Colorectal Cancer: Statistics
What are statistics?
Some people use numbers called statistics to figure out their chances of getting cancer. Or they use them to try to figure out their chances of dying from cancer. Because no 2 people are alike, statistics can’t be used to predict what will happen to one person. The statistics below describe large groups of people. They do not take into account a person's own risk factors, such as family history, behaviors, or cancer screenings.
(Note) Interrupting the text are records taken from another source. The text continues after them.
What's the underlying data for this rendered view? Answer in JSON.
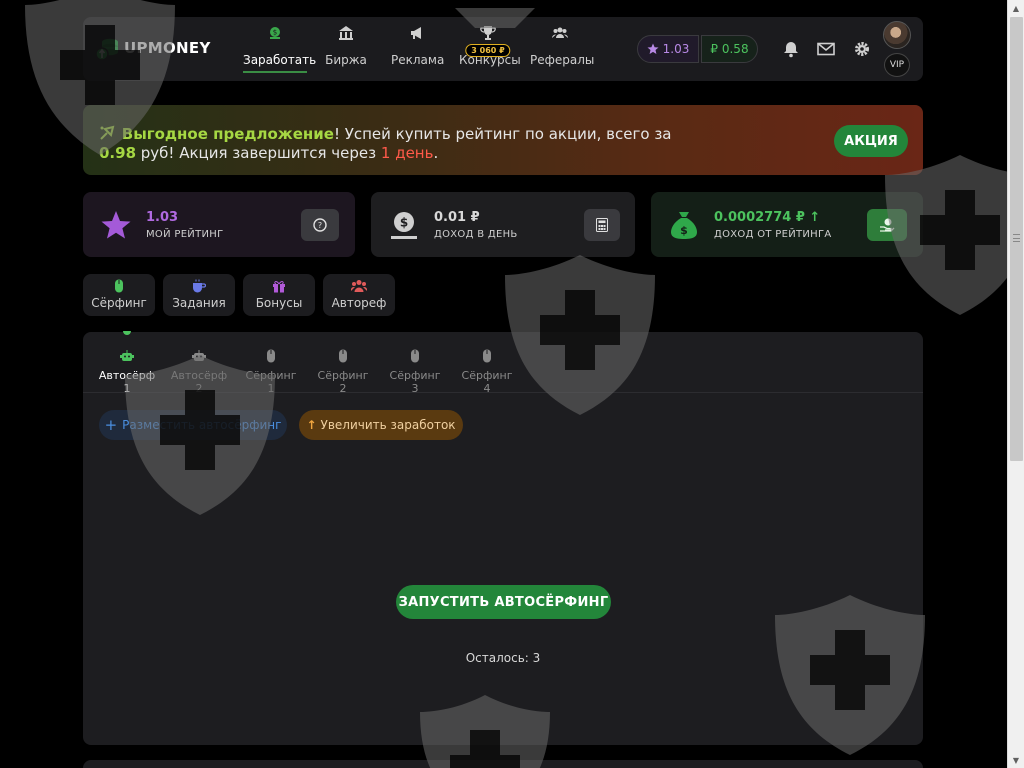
{
  "brand": {
    "name": "UPMONEY"
  },
  "nav": {
    "items": [
      {
        "label": "Заработать",
        "icon": "money-stack-icon",
        "active": true
      },
      {
        "label": "Биржа",
        "icon": "bank-icon",
        "active": false
      },
      {
        "label": "Реклама",
        "icon": "megaphone-icon",
        "active": false
      },
      {
        "label": "Конкурсы",
        "icon": "trophy-icon",
        "active": false,
        "badge": "3 060 ₽"
      },
      {
        "label": "Рефералы",
        "icon": "users-icon",
        "active": false
      }
    ]
  },
  "header": {
    "rating": "1.03",
    "balance": "₽ 0.58",
    "vip": "VIP",
    "icons": [
      "bell-icon",
      "envelope-icon",
      "gear-icon"
    ]
  },
  "banner": {
    "highlight": "Выгодное предложение",
    "text1": "! Успей купить рейтинг по акции, всего за",
    "price": "0.98",
    "text2": " руб! Акция завершится через ",
    "deadline": "1 день",
    "text3": ".",
    "button": "АКЦИЯ"
  },
  "stats": [
    {
      "value": "1.03",
      "label": "МОЙ РЕЙТИНГ",
      "icon": "star-icon",
      "color": "#a45ad8"
    },
    {
      "value": "0.01 ₽",
      "label": "ДОХОД В ДЕНЬ",
      "icon": "coin-hand-icon",
      "color": "#cfcfcf"
    },
    {
      "value": "0.0002774 ₽",
      "label": "ДОХОД ОТ РЕЙТИНГА",
      "icon": "money-bag-icon",
      "color": "#4cc35e"
    }
  ],
  "section_tabs": [
    {
      "label": "Сёрфинг",
      "icon": "mouse-icon",
      "color": "#4cc35e"
    },
    {
      "label": "Задания",
      "icon": "cup-icon",
      "color": "#6a7ae8"
    },
    {
      "label": "Бонусы",
      "icon": "gift-icon",
      "color": "#b15ad8"
    },
    {
      "label": "Автореф",
      "icon": "users-icon",
      "color": "#e05a5a"
    }
  ],
  "sub_tabs": [
    {
      "label": "Автосёрф 1",
      "icon": "robot-icon",
      "active": true
    },
    {
      "label": "Автосёрф 2",
      "icon": "robot-icon",
      "active": false
    },
    {
      "label": "Сёрфинг 1",
      "icon": "mouse-icon",
      "active": false
    },
    {
      "label": "Сёрфинг 2",
      "icon": "mouse-icon",
      "active": false
    },
    {
      "label": "Сёрфинг 3",
      "icon": "mouse-icon",
      "active": false
    },
    {
      "label": "Сёрфинг 4",
      "icon": "mouse-icon",
      "active": false
    }
  ],
  "actions": {
    "place": "Разместить автосёрфинг",
    "boost": "Увеличить заработок",
    "start": "ЗАПУСТИТЬ АВТОСЁРФИНГ",
    "remaining": "Осталось: 3"
  },
  "colors": {
    "accent": "#23863a",
    "panel": "#1d1d20",
    "rating": "#a45ad8"
  }
}
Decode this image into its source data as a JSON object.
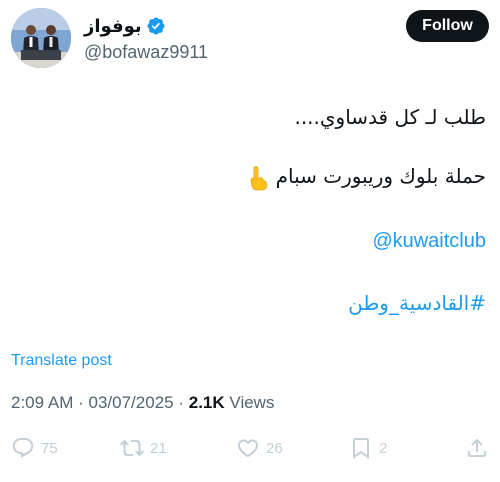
{
  "user": {
    "display_name": "بوفواز",
    "handle": "@bofawaz9911",
    "verified_icon": "verified-badge-icon",
    "avatar_icon": "profile-avatar"
  },
  "follow_button": {
    "label": "Follow"
  },
  "tweet": {
    "line1": "طلب لـ كل قدساوي....",
    "line2": "حملة بلوك وريبورت سبام",
    "line2_emoji": "backhand-index-pointing-down-icon",
    "mention": "@kuwaitclub",
    "hashtag": "#القادسية_وطن"
  },
  "translate": {
    "label": "Translate post"
  },
  "meta": {
    "time": "2:09 AM",
    "separator": "·",
    "date": "03/07/2025",
    "views_count": "2.1K",
    "views_label": "Views"
  },
  "actions": {
    "reply_count": "75",
    "retweet_count": "21",
    "like_count": "26",
    "bookmark_count": "2"
  },
  "colors": {
    "accent": "#1d9bf0",
    "text": "#0f1419",
    "muted": "#536471",
    "action_icon": "#c4cfd6"
  }
}
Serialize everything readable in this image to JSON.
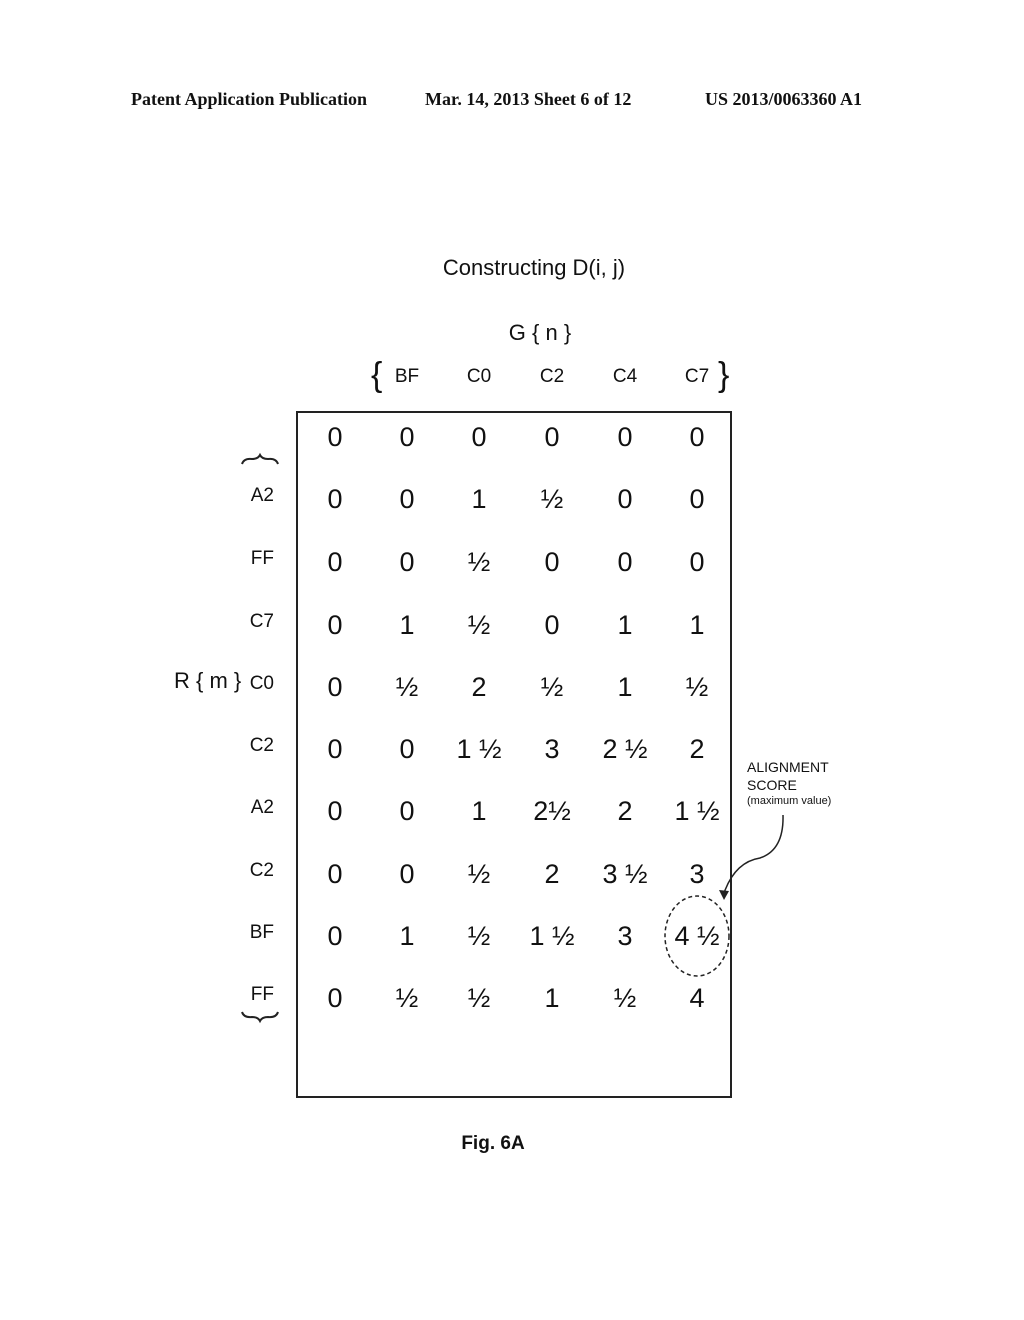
{
  "header": {
    "left": "Patent Application Publication",
    "middle": "Mar. 14, 2013  Sheet 6 of 12",
    "right": "US 2013/0063360 A1"
  },
  "figure": {
    "title": "Constructing D(i, j)",
    "g_label": "G { n }",
    "r_label": "R { m }",
    "open_brace": "{",
    "close_brace": "}",
    "column_headers": [
      "BF",
      "C0",
      "C2",
      "C4",
      "C7"
    ],
    "row_labels": [
      "",
      "A2",
      "FF",
      "C7",
      "C0",
      "C2",
      "A2",
      "C2",
      "BF",
      "FF"
    ],
    "matrix": [
      [
        "0",
        "0",
        "0",
        "0",
        "0",
        "0"
      ],
      [
        "0",
        "0",
        "1",
        "½",
        "0",
        "0"
      ],
      [
        "0",
        "0",
        "½",
        "0",
        "0",
        "0"
      ],
      [
        "0",
        "1",
        "½",
        "0",
        "1",
        "1"
      ],
      [
        "0",
        "½",
        "2",
        "½",
        "1",
        "½"
      ],
      [
        "0",
        "0",
        "1 ½",
        "3",
        "2 ½",
        "2"
      ],
      [
        "0",
        "0",
        "1",
        "2½",
        "2",
        "1 ½"
      ],
      [
        "0",
        "0",
        "½",
        "2",
        "3 ½",
        "3"
      ],
      [
        "0",
        "1",
        "½",
        "1 ½",
        "3",
        "4 ½"
      ],
      [
        "0",
        "½",
        "½",
        "1",
        "½",
        "4"
      ]
    ],
    "annotation": {
      "line1": "ALIGNMENT",
      "line2": "SCORE",
      "line3": "(maximum value)"
    },
    "highlighted_cell": {
      "row": 8,
      "col": 5,
      "value": "4 ½"
    },
    "caption": "Fig. 6A"
  }
}
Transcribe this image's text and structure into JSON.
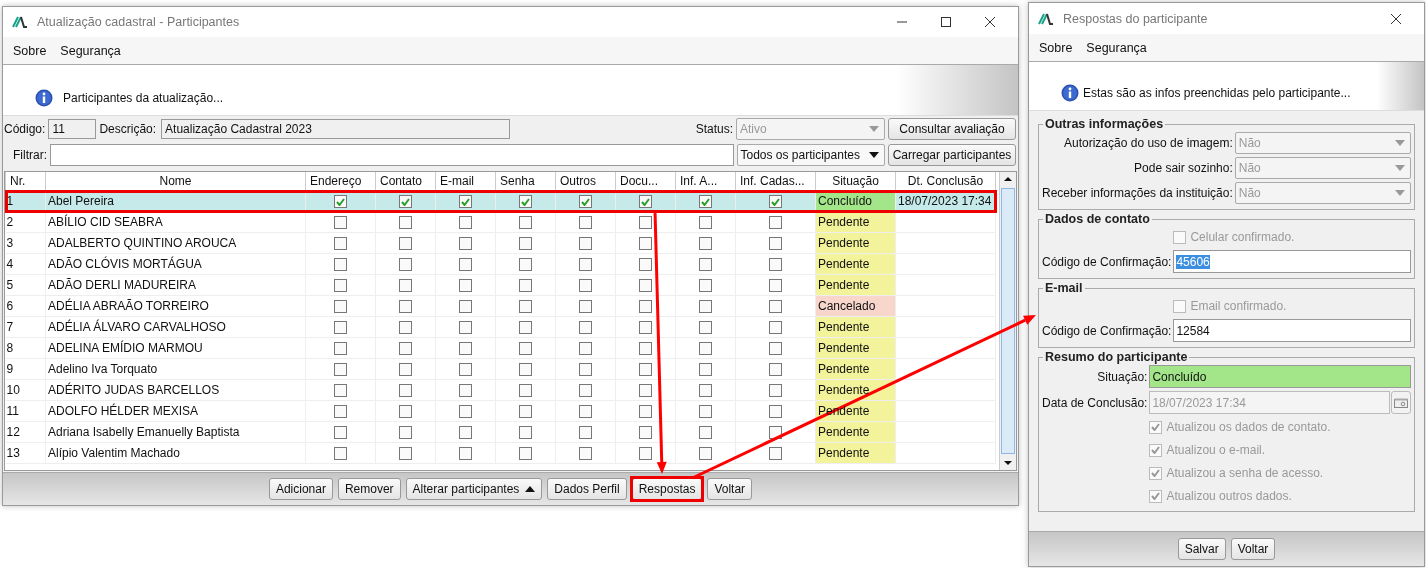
{
  "main_window": {
    "title": "Atualização cadastral - Participantes",
    "menu": [
      {
        "label": "Sobre"
      },
      {
        "label": "Segurança"
      }
    ],
    "info": "Participantes da atualização...",
    "form": {
      "code_label": "Código:",
      "code": "11",
      "description_label": "Descrição:",
      "description": "Atualização Cadastral 2023",
      "status_label": "Status:",
      "status": {
        "value": "Ativo",
        "disabled": true
      },
      "filter_label": "Filtrar:",
      "filter_option": {
        "value": "Todos os participantes",
        "disabled": false
      }
    },
    "side_buttons": [
      {
        "label": "Consultar avaliação"
      },
      {
        "label": "Carregar participantes"
      }
    ],
    "table": {
      "columns": [
        {
          "label": "Nr.",
          "kind": "number"
        },
        {
          "label": "Nome",
          "kind": "text"
        },
        {
          "label": "Endereço",
          "kind": "check"
        },
        {
          "label": "Contato",
          "kind": "check"
        },
        {
          "label": "E-mail",
          "kind": "check"
        },
        {
          "label": "Senha",
          "kind": "check"
        },
        {
          "label": "Outros",
          "kind": "check"
        },
        {
          "label": "Docu...",
          "kind": "check"
        },
        {
          "label": "Inf. A...",
          "kind": "check"
        },
        {
          "label": "Inf. Cadas...",
          "kind": "check"
        },
        {
          "label": "Situação",
          "kind": "status"
        },
        {
          "label": "Dt. Conclusão",
          "kind": "date"
        }
      ],
      "rows": [
        {
          "nr": "1",
          "name": "Abel Pereira",
          "checks": [
            true,
            true,
            true,
            true,
            true,
            true,
            true,
            true
          ],
          "status": "Concluído",
          "color": "#a3e68a",
          "date": "18/07/2023 17:34",
          "selected": true,
          "highlighted": true
        },
        {
          "nr": "2",
          "name": "ABÍLIO CID SEABRA",
          "checks": [
            false,
            false,
            false,
            false,
            false,
            false,
            false,
            false
          ],
          "status": "Pendente",
          "color": "#f3f39c",
          "selected": false,
          "highlighted": false
        },
        {
          "nr": "3",
          "name": "ADALBERTO QUINTINO AROUCA",
          "checks": [
            false,
            false,
            false,
            false,
            false,
            false,
            false,
            false
          ],
          "status": "Pendente",
          "color": "#f3f39c",
          "selected": false,
          "highlighted": false
        },
        {
          "nr": "4",
          "name": "ADÃO CLÓVIS MORTÁGUA",
          "checks": [
            false,
            false,
            false,
            false,
            false,
            false,
            false,
            false
          ],
          "status": "Pendente",
          "color": "#f3f39c",
          "selected": false,
          "highlighted": false
        },
        {
          "nr": "5",
          "name": "ADÃO DERLI MADUREIRA",
          "checks": [
            false,
            false,
            false,
            false,
            false,
            false,
            false,
            false
          ],
          "status": "Pendente",
          "color": "#f3f39c",
          "selected": false,
          "highlighted": false
        },
        {
          "nr": "6",
          "name": "ADÉLIA ABRAÃO TORREIRO",
          "checks": [
            false,
            false,
            false,
            false,
            false,
            false,
            false,
            false
          ],
          "status": "Cancelado",
          "color": "#f8d6cc",
          "selected": false,
          "highlighted": false
        },
        {
          "nr": "7",
          "name": "ADÉLIA ÁLVARO CARVALHOSO",
          "checks": [
            false,
            false,
            false,
            false,
            false,
            false,
            false,
            false
          ],
          "status": "Pendente",
          "color": "#f3f39c",
          "selected": false,
          "highlighted": false
        },
        {
          "nr": "8",
          "name": "ADELINA EMÍDIO MARMOU",
          "checks": [
            false,
            false,
            false,
            false,
            false,
            false,
            false,
            false
          ],
          "status": "Pendente",
          "color": "#f3f39c",
          "selected": false,
          "highlighted": false
        },
        {
          "nr": "9",
          "name": "Adelino Iva Torquato",
          "checks": [
            false,
            false,
            false,
            false,
            false,
            false,
            false,
            false
          ],
          "status": "Pendente",
          "color": "#f3f39c",
          "selected": false,
          "highlighted": false
        },
        {
          "nr": "10",
          "name": "ADÉRITO JUDAS BARCELLOS",
          "checks": [
            false,
            false,
            false,
            false,
            false,
            false,
            false,
            false
          ],
          "status": "Pendente",
          "color": "#f3f39c",
          "selected": false,
          "highlighted": false
        },
        {
          "nr": "11",
          "name": "ADOLFO HÉLDER MEXISA",
          "checks": [
            false,
            false,
            false,
            false,
            false,
            false,
            false,
            false
          ],
          "status": "Pendente",
          "color": "#f3f39c",
          "selected": false,
          "highlighted": false
        },
        {
          "nr": "12",
          "name": "Adriana Isabelly Emanuelly Baptista",
          "checks": [
            false,
            false,
            false,
            false,
            false,
            false,
            false,
            false
          ],
          "status": "Pendente",
          "color": "#f3f39c",
          "selected": false,
          "highlighted": false
        },
        {
          "nr": "13",
          "name": "Alípio Valentim Machado",
          "checks": [
            false,
            false,
            false,
            false,
            false,
            false,
            false,
            false
          ],
          "status": "Pendente",
          "color": "#f3f39c",
          "selected": false,
          "highlighted": false
        }
      ]
    },
    "buttons": [
      {
        "label": "Adicionar",
        "kind": "plain",
        "highlighted": false
      },
      {
        "label": "Remover",
        "kind": "plain",
        "highlighted": false
      },
      {
        "label": "Alterar participantes",
        "kind": "menu",
        "highlighted": false
      },
      {
        "label": "Dados Perfil",
        "kind": "plain",
        "highlighted": false
      },
      {
        "label": "Respostas",
        "kind": "plain",
        "highlighted": true
      },
      {
        "label": "Voltar",
        "kind": "plain",
        "highlighted": false
      }
    ]
  },
  "detail_window": {
    "title": "Respostas do participante",
    "menu": [
      {
        "label": "Sobre"
      },
      {
        "label": "Segurança"
      }
    ],
    "info": "Estas são as infos preenchidas pelo participante...",
    "groups": [
      {
        "title": "Outras informações",
        "items": [
          {
            "kind": "combo",
            "label": "Autorização do uso de imagem:",
            "value": "Não",
            "disabled": true
          },
          {
            "kind": "combo",
            "label": "Pode sair sozinho:",
            "value": "Não",
            "disabled": true
          },
          {
            "kind": "combo",
            "label": "Receber informações da instituição:",
            "value": "Não",
            "disabled": true
          }
        ]
      },
      {
        "title": "Dados de contato",
        "items": [
          {
            "kind": "checkbox",
            "label": "Celular confirmado.",
            "checked": false,
            "disabled": true
          },
          {
            "kind": "text",
            "label": "Código de Confirmação:",
            "value": "45606",
            "text_selected": true
          }
        ]
      },
      {
        "title": "E-mail",
        "items": [
          {
            "kind": "checkbox",
            "label": "Email confirmado.",
            "checked": false,
            "disabled": true
          },
          {
            "kind": "text",
            "label": "Código de Confirmação:",
            "value": "12584",
            "text_selected": false
          }
        ]
      },
      {
        "title": "Resumo do participante",
        "items": [
          {
            "kind": "status",
            "label": "Situação:",
            "value": "Concluído",
            "color": "#a3e68a"
          },
          {
            "kind": "date",
            "label": "Data de Conclusão:",
            "value": "18/07/2023 17:34",
            "disabled": true
          },
          {
            "kind": "checkbox",
            "label": "Atualizou os dados de contato.",
            "checked": true,
            "disabled": true
          },
          {
            "kind": "checkbox",
            "label": "Atualizou o e-mail.",
            "checked": true,
            "disabled": true
          },
          {
            "kind": "checkbox",
            "label": "Atualizou a senha de acesso.",
            "checked": true,
            "disabled": true
          },
          {
            "kind": "checkbox",
            "label": "Atualizou outros dados.",
            "checked": true,
            "disabled": true
          }
        ]
      }
    ],
    "buttons": [
      {
        "label": "Salvar"
      },
      {
        "label": "Voltar"
      }
    ]
  }
}
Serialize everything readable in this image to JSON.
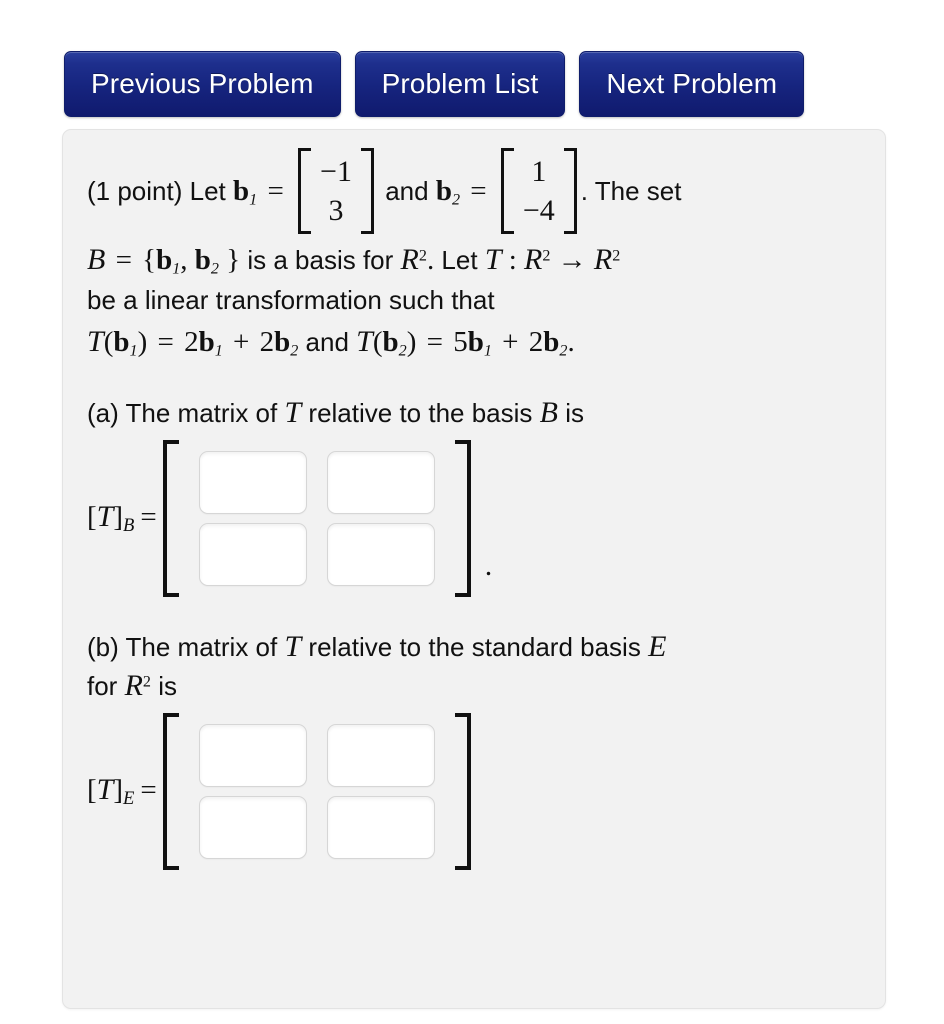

If you have questions, talk with your healthcare provider.
What are the statistics for colorectal cancer?
Here are some statistics about colorectal cancer:
Colorectal cancer is the third most common type of cancer (excluding skin cancer) in both men and women.
About 140,250 people will be diagnosed with colorectal cancer in 2018. This includes about 97,220 people who will be diagnosed with colon cancer and about 43,030 people diagnosed with rectal cancer.
For men, the lifetime risk of developing colorectal cancer is about 1 in 22 (4.49%) and for women, 1 in 24 (4.15%). But this risk can be higher for people with certain risk factors.
Colorectal cancer is the third leading cause of cancer death in women and men.
About 50,630 people were expected to die from colorectal cancer in 2018.
Source: American Cancer Society (ACS)